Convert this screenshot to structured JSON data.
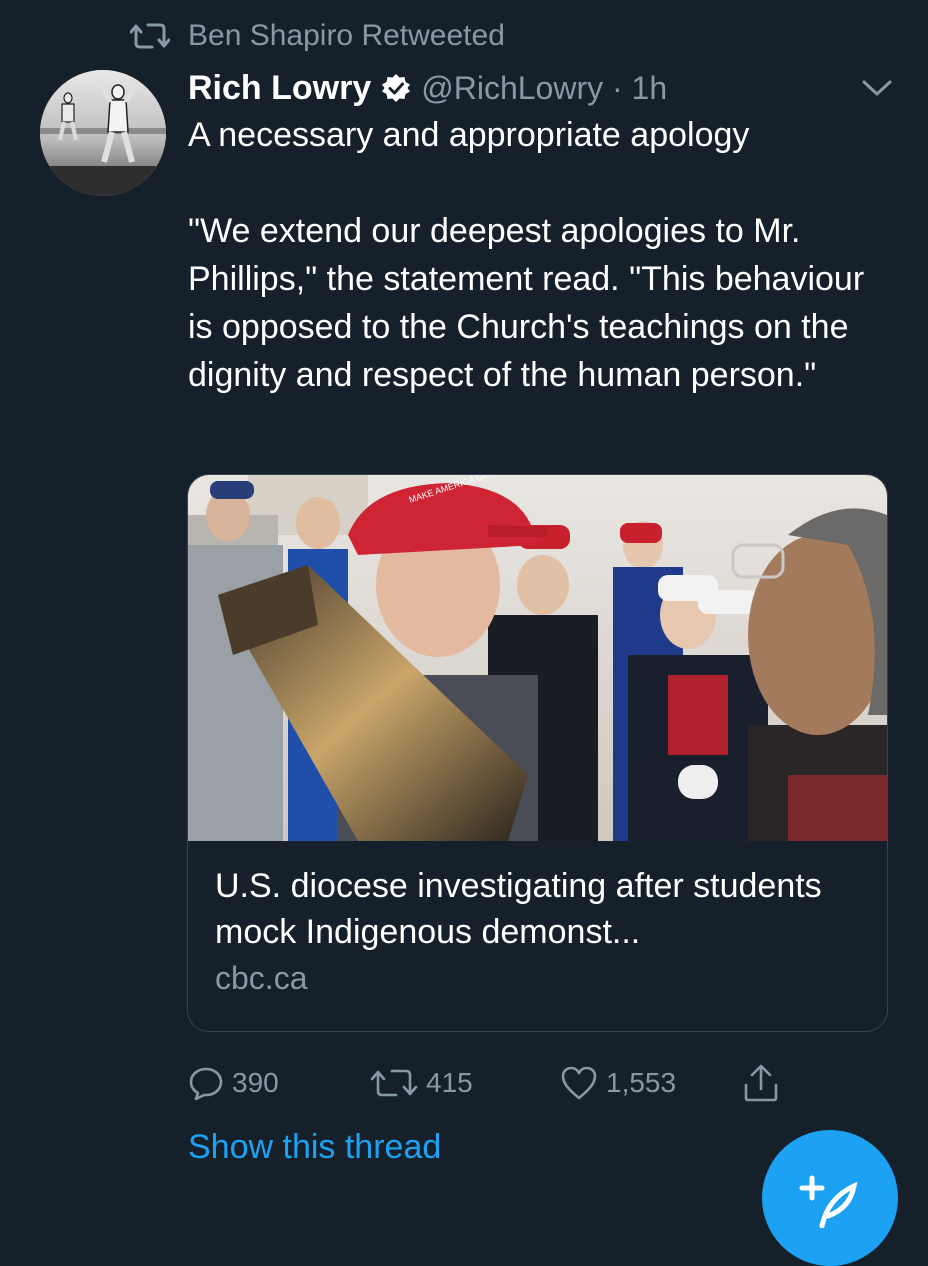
{
  "retweet": {
    "text": "Ben Shapiro Retweeted",
    "icon": "retweet-icon"
  },
  "tweet": {
    "display_name": "Rich Lowry",
    "verified_icon": "verified-badge-icon",
    "handle_time": "@RichLowry · 1h",
    "text": "A necessary and appropriate apology\n\n\"We extend our deepest apologies to Mr. Phillips,\" the statement read. \"This behaviour is opposed to the Church's teachings on the dignity and respect of the human person.\""
  },
  "card": {
    "title": "U.S. diocese investigating after students mock Indigenous demonst...",
    "domain": "cbc.ca",
    "image_caption_text": "MAKE AMERICA GREAT AGAIN"
  },
  "actions": {
    "reply_count": "390",
    "retweet_count": "415",
    "like_count": "1,553",
    "icons": [
      "reply-icon",
      "retweet-icon",
      "like-icon",
      "share-icon"
    ]
  },
  "show_thread": "Show this thread",
  "colors": {
    "background": "#15202b",
    "secondary_text": "#8899a6",
    "accent": "#1da1f2",
    "border": "#38444d"
  }
}
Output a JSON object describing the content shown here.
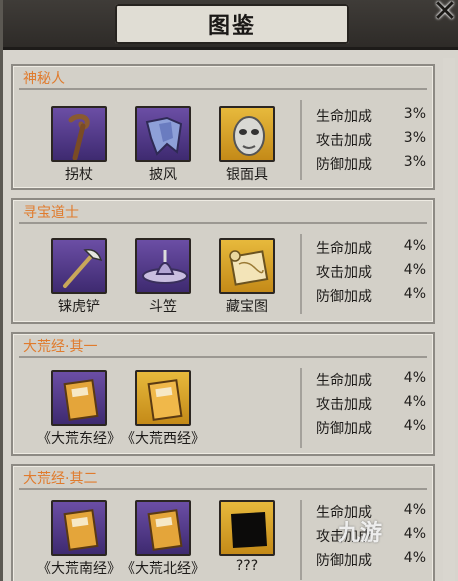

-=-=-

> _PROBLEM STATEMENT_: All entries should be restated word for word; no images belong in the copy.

> _WRITTEN RESPONSE_:
Convert this screenshot to structured JSON data.
{
  "retweet": {
    "text": "Ben Shapiro Retweeted",
    "icon": "retweet-icon"
  },
  "tweet": {
    "display_name": "Rich Lowry",
    "verified_icon": "verified-badge-icon",
    "handle_time": "@RichLowry · 1h",
    "text": "A necessary and appropriate apology\n\n\"We extend our deepest apologies to Mr. Phillips,\" the statement read. \"This behaviour is opposed to the Church's teachings on the dignity and respect of the human person.\""
  },
  "card": {
    "title": "U.S. diocese investigating after students mock Indigenous demonst...",
    "domain": "cbc.ca",
    "image_caption_text": "MAKE AMERICA GREAT AGAIN"
  },
  "actions": {
    "reply_count": "390",
    "retweet_count": "415",
    "like_count": "1,553",
    "icons": [
      "reply-icon",
      "retweet-icon",
      "like-icon",
      "share-icon"
    ]
  },
  "show_thread": "Show this thread",
  "colors": {
    "background": "#15202b",
    "secondary_text": "#8899a6",
    "accent": "#1da1f2",
    "border": "#38444d"
  }
}
Output a JSON object describing the content shown here.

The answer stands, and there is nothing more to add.